George is concerned about tax evaders.  He thinks that people who evade tax should go to jail.  So do I.  I imagine that Nick and Dave do too.  HMRC have told George that it is hard for them to prove that people put money overseas in order to evade UK tax.  It is also of course expensive for HMRC to gather the evidence needed to get a conviction.  George’s big idea is that there should be a new criminal offence of “failing to declare taxable income and gains arising offshore”.  It then becomes easy to send tax evaders to jail.  There are only two things HMRC need to prove; namely that the individual received taxable income and that it was not shown on his tax return.  That way no tax evader will be able to escape jail.

It’s a shame about Marie, Sarah, Chrissie, Denise, Fiona, Georgina and Jennie.  But George, and Nick and Dave (I assume), think it better that seven innocent women go to jail than that one tax evader escapes his just deserts. 

These poor women are not accidentally caught.  They are deliberately to be criminalised.  The offence is a strict offence.  Misunderstanding the law, not knowing about the income, making mistakes, taking advice from HMRC that turns out to be incorrect, making a judgement to the best of your belief, etc are all irrelevant.  You have income.  It’s not shown on your tax return.  Go to jail.

I’m not a political person.  Over the years I have voted for all of the three main parties at some time.  I like to think of myself as a liberal.  I believe in the apparently old-fashioned concept that it is better for seven guilty men to escape jail than for one innocent person to be sent to jail.  I thought that Nick Clegg was a liberal too, but it seems that Liberal with a Large L is very different from liberal with a small one, and that freedom of the individual doesn’t count for much with Nick.

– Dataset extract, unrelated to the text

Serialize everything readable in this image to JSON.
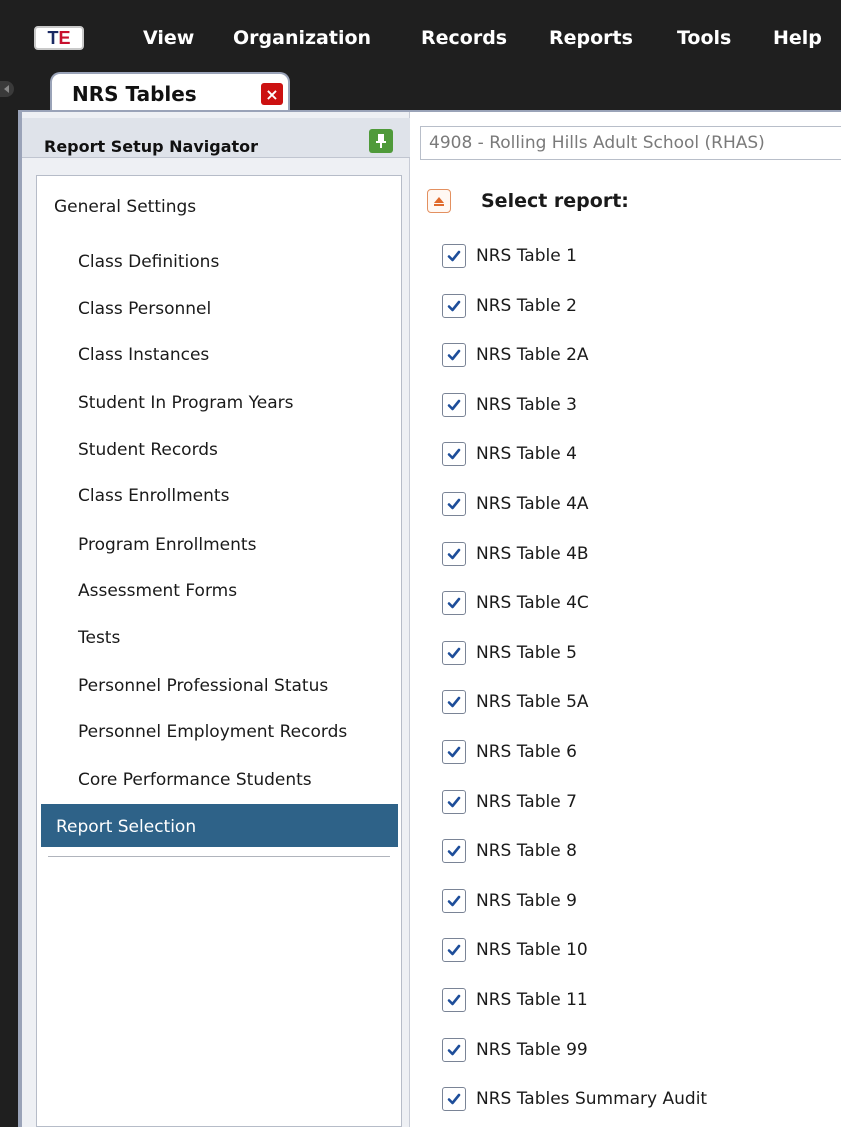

Of course, I don’t really think that Nick and Dave are wondering how to raise the funds for a new wing at Holloway to house Marie, Sarah, Chrissie, Denise, Fiona, Georgina and Jennie.  I doubt that the Director of Public Prosecutions will take criminal proceedings against any of them.  But that ought not to absolve Nick for blessing George’s scheme.  I think it fundamentally wrong to label any of the above ladies as a criminal.  They are all people who have done their best to comply with the law but, for one reason or another, their best has resulted in the omission of taxable income.

I want to live in a country where everyone is bound by the rule of law but otherwise has the freedom to live their lives as they wish.  The Nick and George system under which it is up to an HMRC official or the DPP to decide whether an innocent person should nevertheless be sent to jail is anathema to me.  That is what happens in a dictatorship.  I hope that when you come to cast your vote next May, you will think hard about whether it is really what you want!